How to complete this task: Please set out each line below exactly as it stands, without the images.

Provided entries:
—————
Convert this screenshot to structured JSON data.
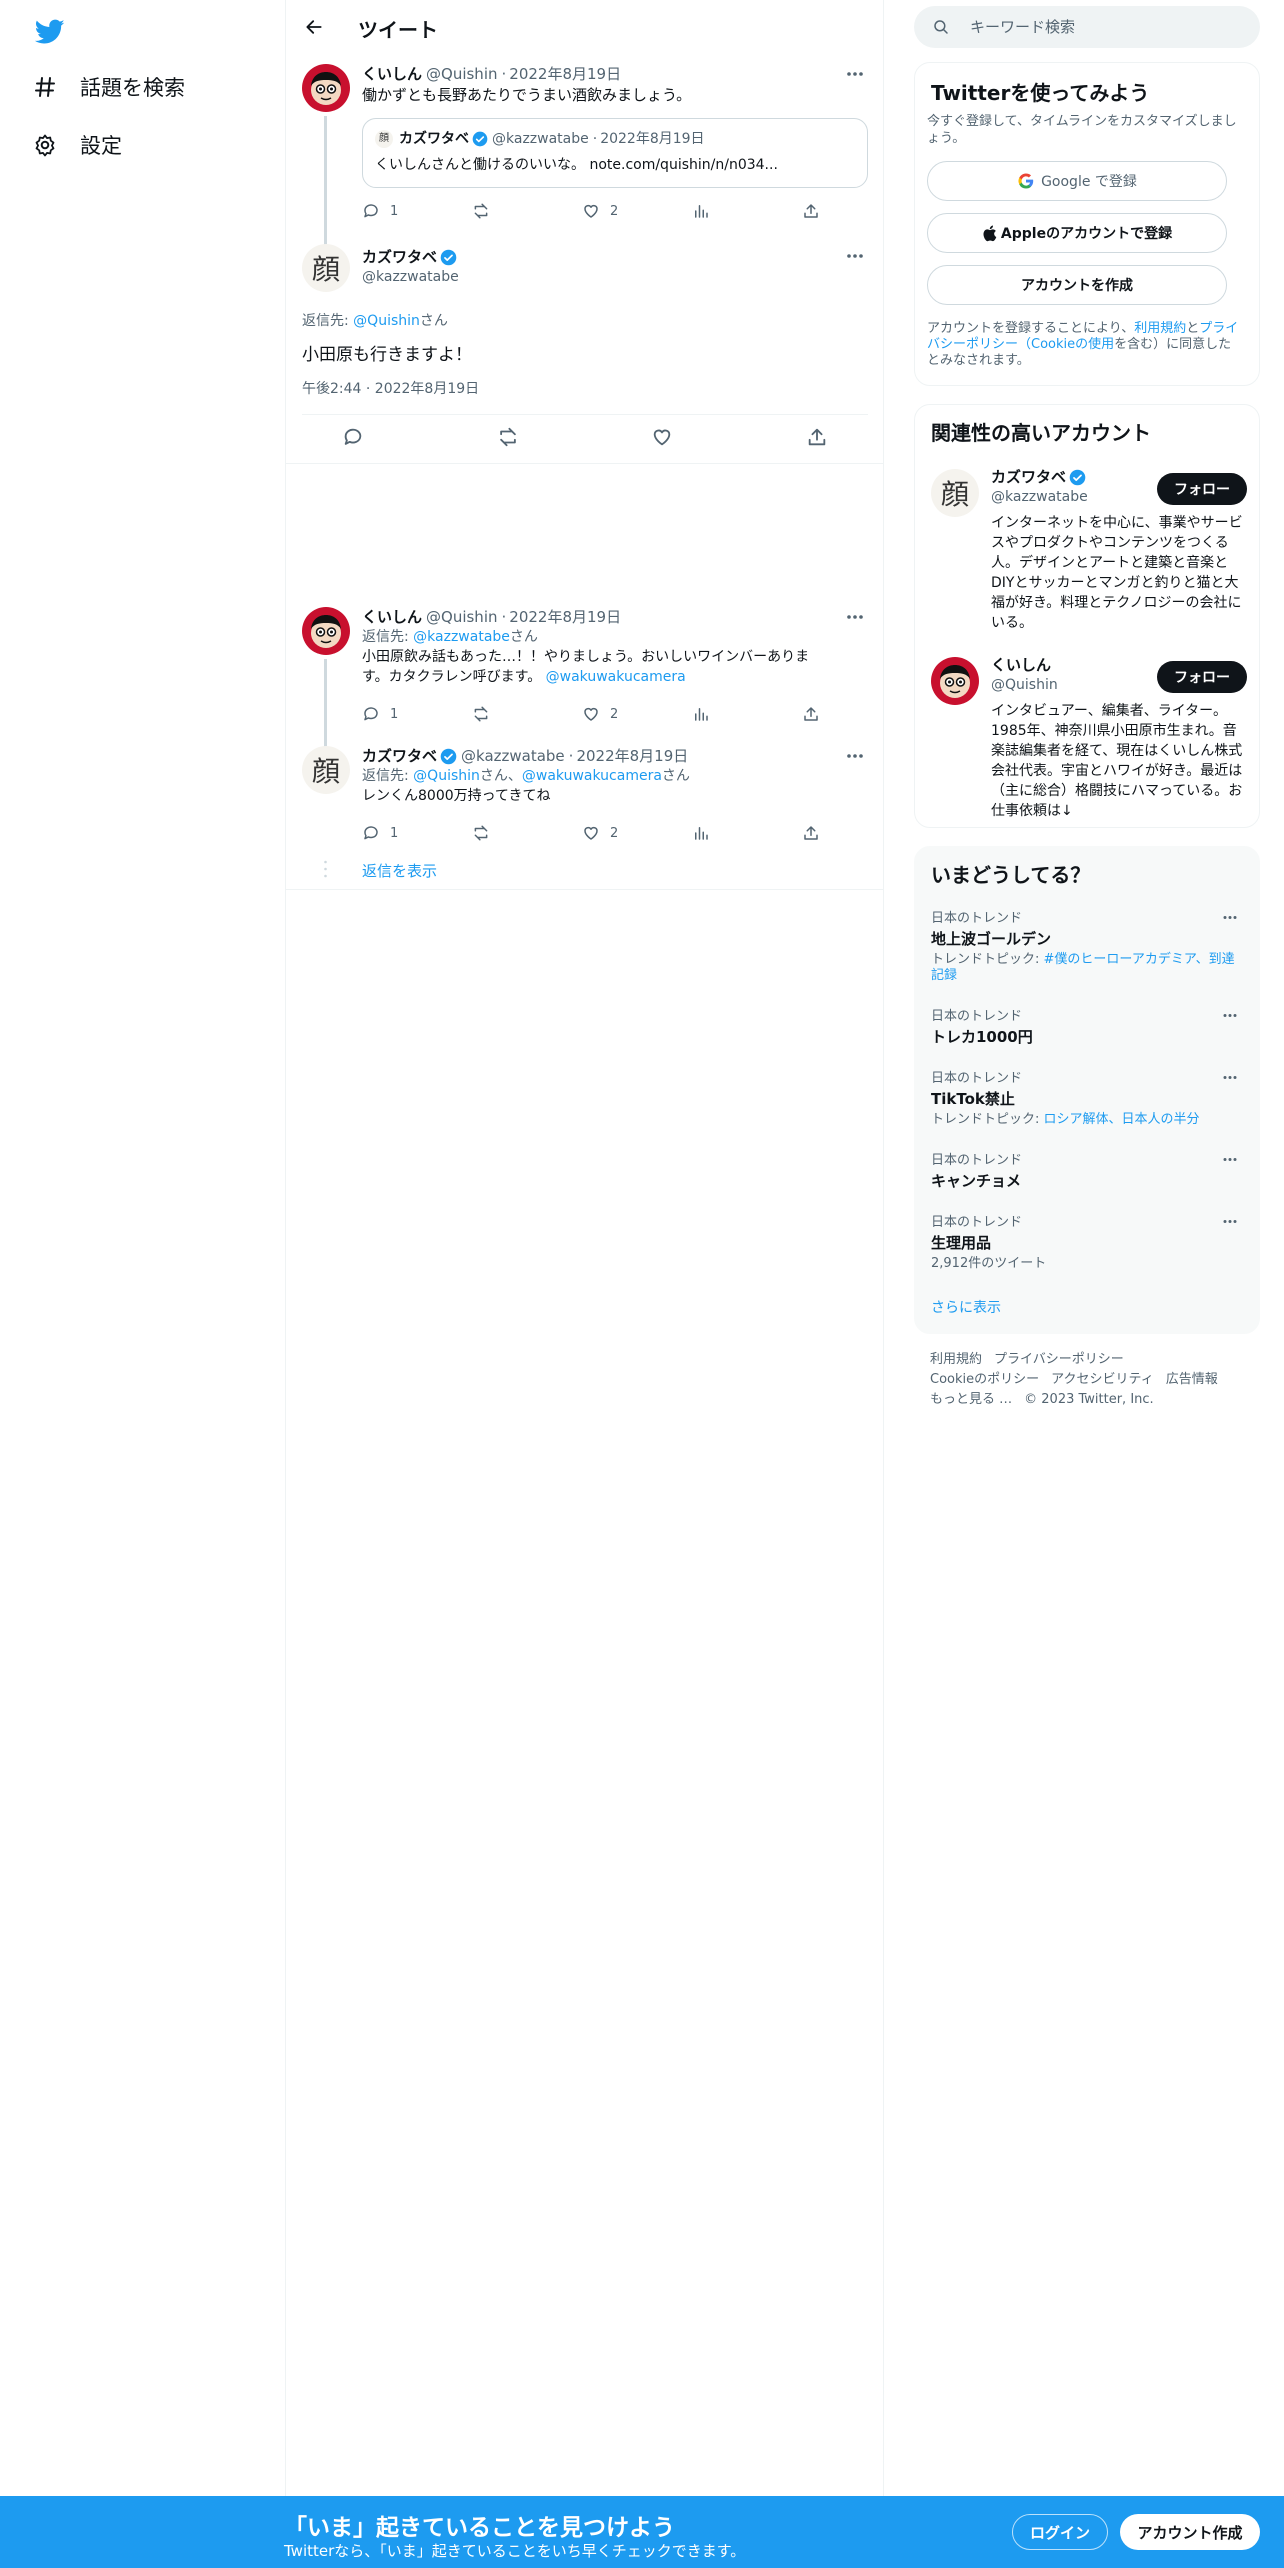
{
  "colors": {
    "accent": "#1d9bf0",
    "text": "#0f1419",
    "secondary": "#536471",
    "border": "#eff3f4"
  },
  "nav": {
    "explore_label": "話題を検索",
    "settings_label": "設定"
  },
  "header": {
    "title": "ツイート"
  },
  "thread": {
    "first": {
      "name": "くいしん",
      "handle": "@Quishin",
      "date": "2022年8月19日",
      "text": "働かずとも長野あたりでうまい酒飲みましょう。",
      "quote": {
        "name": "カズワタベ",
        "handle": "@kazzwatabe",
        "date": "2022年8月19日",
        "text": "くいしんさんと働けるのいいな。 note.com/quishin/n/n034..."
      },
      "reply_count": "1",
      "like_count": "2"
    },
    "focus": {
      "name": "カズワタベ",
      "handle": "@kazzwatabe",
      "replying_prefix": "返信先: ",
      "replying_to": "@Quishin",
      "replying_suffix": "さん",
      "text": "小田原も行きますよ！",
      "time": "午後2:44 · 2022年8月19日"
    },
    "reply1": {
      "name": "くいしん",
      "handle": "@Quishin",
      "date": "2022年8月19日",
      "replying_prefix": "返信先: ",
      "replying_to": "@kazzwatabe",
      "replying_suffix": "さん",
      "text": "小田原飲み話もあった…！！やりましょう。おいしいワインバーありま",
      "text2": "す。カタクラレン呼びます。",
      "mention": "@wakuwakucamera",
      "reply_count": "1",
      "like_count": "2"
    },
    "reply2": {
      "name": "カズワタベ",
      "handle": "@kazzwatabe",
      "date": "2022年8月19日",
      "replying_prefix": "返信先: ",
      "replying_to": "@Quishin",
      "replying_mid": "さん、",
      "replying_to2": "@wakuwakucamera",
      "replying_suffix": "さん",
      "text": "レンくん8000万持ってきてね",
      "reply_count": "1",
      "like_count": "2"
    },
    "show_replies": "返信を表示"
  },
  "avatar_glyph": "顔",
  "search": {
    "placeholder": "キーワード検索"
  },
  "signup_card": {
    "title": "Twitterを使ってみよう",
    "subtitle": "今すぐ登録して、タイムラインをカスタマイズしましょう。",
    "google_label": "Google で登録",
    "apple_label": "Appleのアカウントで登録",
    "create_label": "アカウントを作成",
    "legal_1": "アカウントを登録することにより、",
    "legal_link1": "利用規約",
    "legal_2": "と",
    "legal_link2": "プライバシーポリシー（Cookieの使用",
    "legal_3": "を含む）に同意したとみなされます。"
  },
  "related": {
    "title": "関連性の高いアカウント",
    "accounts": [
      {
        "name": "カズワタベ",
        "handle": "@kazzwatabe",
        "follow": "フォロー",
        "bio": "インターネットを中心に、事業やサービスやプロダクトやコンテンツをつくる人。デザインとアートと建築と音楽とDIYとサッカーとマンガと釣りと猫と大福が好き。料理とテクノロジーの会社にいる。"
      },
      {
        "name": "くいしん",
        "handle": "@Quishin",
        "follow": "フォロー",
        "bio": "インタビュアー、編集者、ライター。1985年、神奈川県小田原市生まれ。音楽誌編集者を経て、現在はくいしん株式会社代表。宇宙とハワイが好き。最近は（主に総合）格闘技にハマっている。お仕事依頼は↓"
      }
    ]
  },
  "trends": {
    "title": "いまどうしてる？",
    "items": [
      {
        "context": "日本のトレンド",
        "name": "地上波ゴールデン",
        "sub_prefix": "トレンドトピック: ",
        "sub_link": "#僕のヒーローアカデミア、到達記録"
      },
      {
        "context": "日本のトレンド",
        "name": "トレカ1000円"
      },
      {
        "context": "日本のトレンド",
        "name": "TikTok禁止",
        "sub_prefix": "トレンドトピック: ",
        "sub_link": "ロシア解体、日本人の半分"
      },
      {
        "context": "日本のトレンド",
        "name": "キャンチョメ"
      },
      {
        "context": "日本のトレンド",
        "name": "生理用品",
        "sub_plain": "2,912件のツイート"
      }
    ],
    "show_more": "さらに表示"
  },
  "footer": {
    "links1": [
      "利用規約",
      "プライバシーポリシー"
    ],
    "links2": [
      "Cookieのポリシー",
      "アクセシビリティ",
      "広告情報"
    ],
    "more": "もっと見る …",
    "copyright": "© 2023 Twitter, Inc."
  },
  "banner": {
    "headline": "「いま」起きていることを見つけよう",
    "subline": "Twitterなら、「いま」起きていることをいち早くチェックできます。",
    "login": "ログイン",
    "signup": "アカウント作成"
  }
}
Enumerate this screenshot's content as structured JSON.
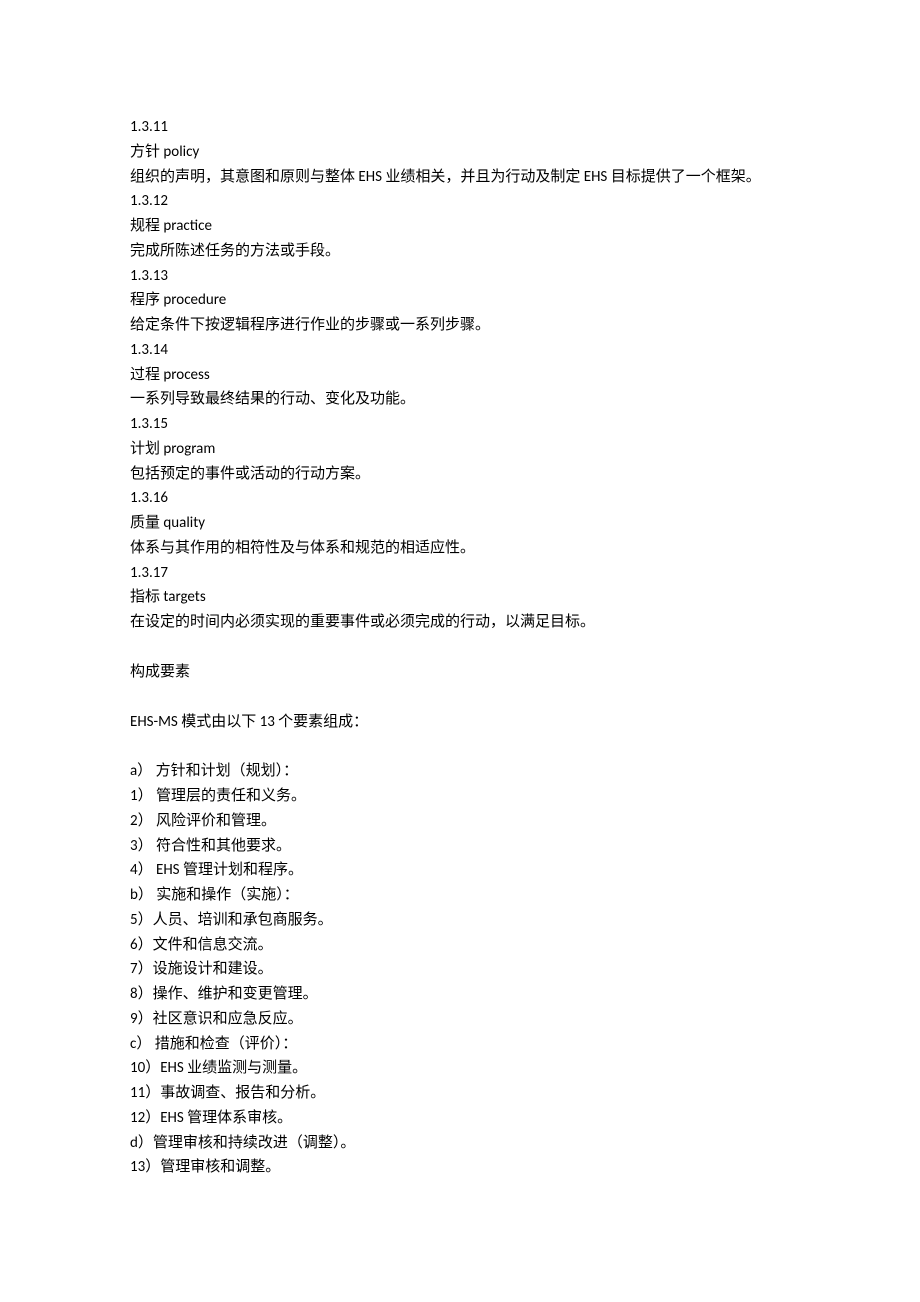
{
  "definitions": [
    {
      "number": "1.3.11",
      "term_cn": "方针",
      "term_en": "policy",
      "description": "组织的声明，其意图和原则与整体 EHS 业绩相关，并且为行动及制定 EHS 目标提供了一个框架。"
    },
    {
      "number": "1.3.12",
      "term_cn": "规程",
      "term_en": "practice",
      "description": "完成所陈述任务的方法或手段。"
    },
    {
      "number": "1.3.13",
      "term_cn": "程序",
      "term_en": "procedure",
      "description": "给定条件下按逻辑程序进行作业的步骤或一系列步骤。"
    },
    {
      "number": "1.3.14",
      "term_cn": "过程",
      "term_en": "process",
      "description": "一系列导致最终结果的行动、变化及功能。"
    },
    {
      "number": "1.3.15",
      "term_cn": "计划",
      "term_en": "program",
      "description": "包括预定的事件或活动的行动方案。"
    },
    {
      "number": "1.3.16",
      "term_cn": "质量",
      "term_en": "quality",
      "description": "体系与其作用的相符性及与体系和规范的相适应性。"
    },
    {
      "number": "1.3.17",
      "term_cn": "指标",
      "term_en": "targets",
      "description": "在设定的时间内必须实现的重要事件或必须完成的行动，以满足目标。"
    }
  ],
  "elements_heading": "构成要素",
  "elements_intro": "EHS-MS 模式由以下 13 个要素组成：",
  "elements_list": [
    "a）  方针和计划（规划）：",
    "1）  管理层的责任和义务。",
    "2）  风险评价和管理。",
    "3）  符合性和其他要求。",
    "4）  EHS 管理计划和程序。",
    "b）  实施和操作（实施）：",
    "5）人员、培训和承包商服务。",
    "6）文件和信息交流。",
    "7）设施设计和建设。",
    "8）操作、维护和变更管理。",
    "9）社区意识和应急反应。",
    "c）  措施和检查（评价）：",
    "10）EHS 业绩监测与测量。",
    "11）事故调查、报告和分析。",
    "12）EHS 管理体系审核。",
    "d）管理审核和持续改进（调整）。",
    "13）管理审核和调整。"
  ]
}
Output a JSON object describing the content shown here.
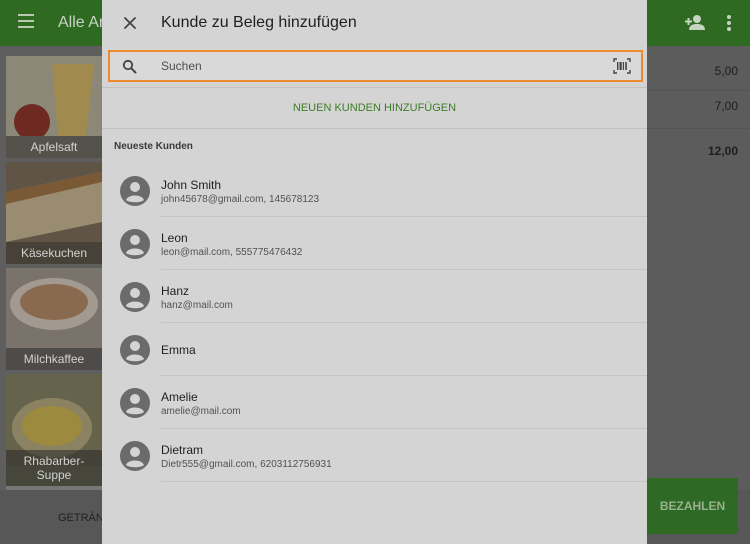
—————
Completed exercise:
Convert this screenshot to structured JSON data.
{
  "colors": {
    "accent": "#1d9bf0",
    "text": "#0f1419",
    "secondary": "#536471",
    "border": "#eff3f4"
  },
  "nav": {
    "explore_label": "話題を検索",
    "settings_label": "設定"
  },
  "header": {
    "title": "ツイート"
  },
  "thread": {
    "first": {
      "name": "くいしん",
      "handle": "@Quishin",
      "date": "2022年8月19日",
      "text": "働かずとも長野あたりでうまい酒飲みましょう。",
      "quote": {
        "name": "カズワタベ",
        "handle": "@kazzwatabe",
        "date": "2022年8月19日",
        "text": "くいしんさんと働けるのいいな。 note.com/quishin/n/n034..."
      },
      "reply_count": "1",
      "like_count": "2"
    },
    "focus": {
      "name": "カズワタベ",
      "handle": "@kazzwatabe",
      "replying_prefix": "返信先: ",
      "replying_to": "@Quishin",
      "replying_suffix": "さん",
      "text": "小田原も行きますよ！",
      "time": "午後2:44 · 2022年8月19日"
    },
    "reply1": {
      "name": "くいしん",
      "handle": "@Quishin",
      "date": "2022年8月19日",
      "replying_prefix": "返信先: ",
      "replying_to": "@kazzwatabe",
      "replying_suffix": "さん",
      "text": "小田原飲み話もあった…！！やりましょう。おいしいワインバーありま",
      "text2": "す。カタクラレン呼びます。",
      "mention": "@wakuwakucamera",
      "reply_count": "1",
      "like_count": "2"
    },
    "reply2": {
      "name": "カズワタベ",
      "handle": "@kazzwatabe",
      "date": "2022年8月19日",
      "replying_prefix": "返信先: ",
      "replying_to": "@Quishin",
      "replying_mid": "さん、",
      "replying_to2": "@wakuwakucamera",
      "replying_suffix": "さん",
      "text": "レンくん8000万持ってきてね",
      "reply_count": "1",
      "like_count": "2"
    },
    "show_replies": "返信を表示"
  },
  "avatar_glyph": "顔",
  "search": {
    "placeholder": "キーワード検索"
  },
  "signup_card": {
    "title": "Twitterを使ってみよう",
    "subtitle": "今すぐ登録して、タイムラインをカスタマイズしましょう。",
    "google_label": "Google で登録",
    "apple_label": "Appleのアカウントで登録",
    "create_label": "アカウントを作成",
    "legal_1": "アカウントを登録することにより、",
    "legal_link1": "利用規約",
    "legal_2": "と",
    "legal_link2": "プライバシーポリシー（Cookieの使用",
    "legal_3": "を含む）に同意したとみなされます。"
  },
  "related": {
    "title": "関連性の高いアカウント",
    "accounts": [
      {
        "name": "カズワタベ",
        "handle": "@kazzwatabe",
        "follow": "フォロー",
        "bio": "インターネットを中心に、事業やサービスやプロダクトやコンテンツをつくる人。デザインとアートと建築と音楽とDIYとサッカーとマンガと釣りと猫と大福が好き。料理とテクノロジーの会社にいる。"
      },
      {
        "name": "くいしん",
        "handle": "@Quishin",
        "follow": "フォロー",
        "bio": "インタビュアー、編集者、ライター。1985年、神奈川県小田原市生まれ。音楽誌編集者を経て、現在はくいしん株式会社代表。宇宙とハワイが好き。最近は（主に総合）格闘技にハマっている。お仕事依頼は↓"
      }
    ]
  },
  "trends": {
    "title": "いまどうしてる？",
    "items": [
      {
        "context": "日本のトレンド",
        "name": "地上波ゴールデン",
        "sub_prefix": "トレンドトピック: ",
        "sub_link": "#僕のヒーローアカデミア、到達記録"
      },
      {
        "context": "日本のトレンド",
        "name": "トレカ1000円"
      },
      {
        "context": "日本のトレンド",
        "name": "TikTok禁止",
        "sub_prefix": "トレンドトピック: ",
        "sub_link": "ロシア解体、日本人の半分"
      },
      {
        "context": "日本のトレンド",
        "name": "キャンチョメ"
      },
      {
        "context": "日本のトレンド",
        "name": "生理用品",
        "sub_plain": "2,912件のツイート"
      }
    ],
    "show_more": "さらに表示"
  },
  "footer": {
    "links1": [
      "利用規約",
      "プライバシーポリシー"
    ],
    "links2": [
      "Cookieのポリシー",
      "アクセシビリティ",
      "広告情報"
    ],
    "more": "もっと見る …",
    "copyright": "© 2023 Twitter, Inc."
  },
  "banner": {
    "headline": "「いま」起きていることを見つけよう",
    "subline": "Twitterなら、「いま」起きていることをいち早くチェックできます。",
    "login": "ログイン",
    "signup": "アカウント作成"
  }
}
Enumerate this screenshot's content as structured JSON.
{
  "definitions": [
    {
      "number": "1.3.11",
      "term_cn": "方针",
      "term_en": "policy",
      "description": "组织的声明，其意图和原则与整体 EHS 业绩相关，并且为行动及制定 EHS 目标提供了一个框架。"
    },
    {
      "number": "1.3.12",
      "term_cn": "规程",
      "term_en": "practice",
      "description": "完成所陈述任务的方法或手段。"
    },
    {
      "number": "1.3.13",
      "term_cn": "程序",
      "term_en": "procedure",
      "description": "给定条件下按逻辑程序进行作业的步骤或一系列步骤。"
    },
    {
      "number": "1.3.14",
      "term_cn": "过程",
      "term_en": "process",
      "description": "一系列导致最终结果的行动、变化及功能。"
    },
    {
      "number": "1.3.15",
      "term_cn": "计划",
      "term_en": "program",
      "description": "包括预定的事件或活动的行动方案。"
    },
    {
      "number": "1.3.16",
      "term_cn": "质量",
      "term_en": "quality",
      "description": "体系与其作用的相符性及与体系和规范的相适应性。"
    },
    {
      "number": "1.3.17",
      "term_cn": "指标",
      "term_en": "targets",
      "description": "在设定的时间内必须实现的重要事件或必须完成的行动，以满足目标。"
    }
  ],
  "elements_heading": "构成要素",
  "elements_intro": "EHS-MS 模式由以下 13 个要素组成：",
  "elements_list": [
    "a）  方针和计划（规划）：",
    "1）  管理层的责任和义务。",
    "2）  风险评价和管理。",
    "3）  符合性和其他要求。",
    "4）  EHS 管理计划和程序。",
    "b）  实施和操作（实施）：",
    "5）人员、培训和承包商服务。",
    "6）文件和信息交流。",
    "7）设施设计和建设。",
    "8）操作、维护和变更管理。",
    "9）社区意识和应急反应。",
    "c）  措施和检查（评价）：",
    "10）EHS 业绩监测与测量。",
    "11）事故调查、报告和分析。",
    "12）EHS 管理体系审核。",
    "d）管理审核和持续改进（调整）。",
    "13）管理审核和调整。"
  ]
}
Output a JSON object describing the content shown here.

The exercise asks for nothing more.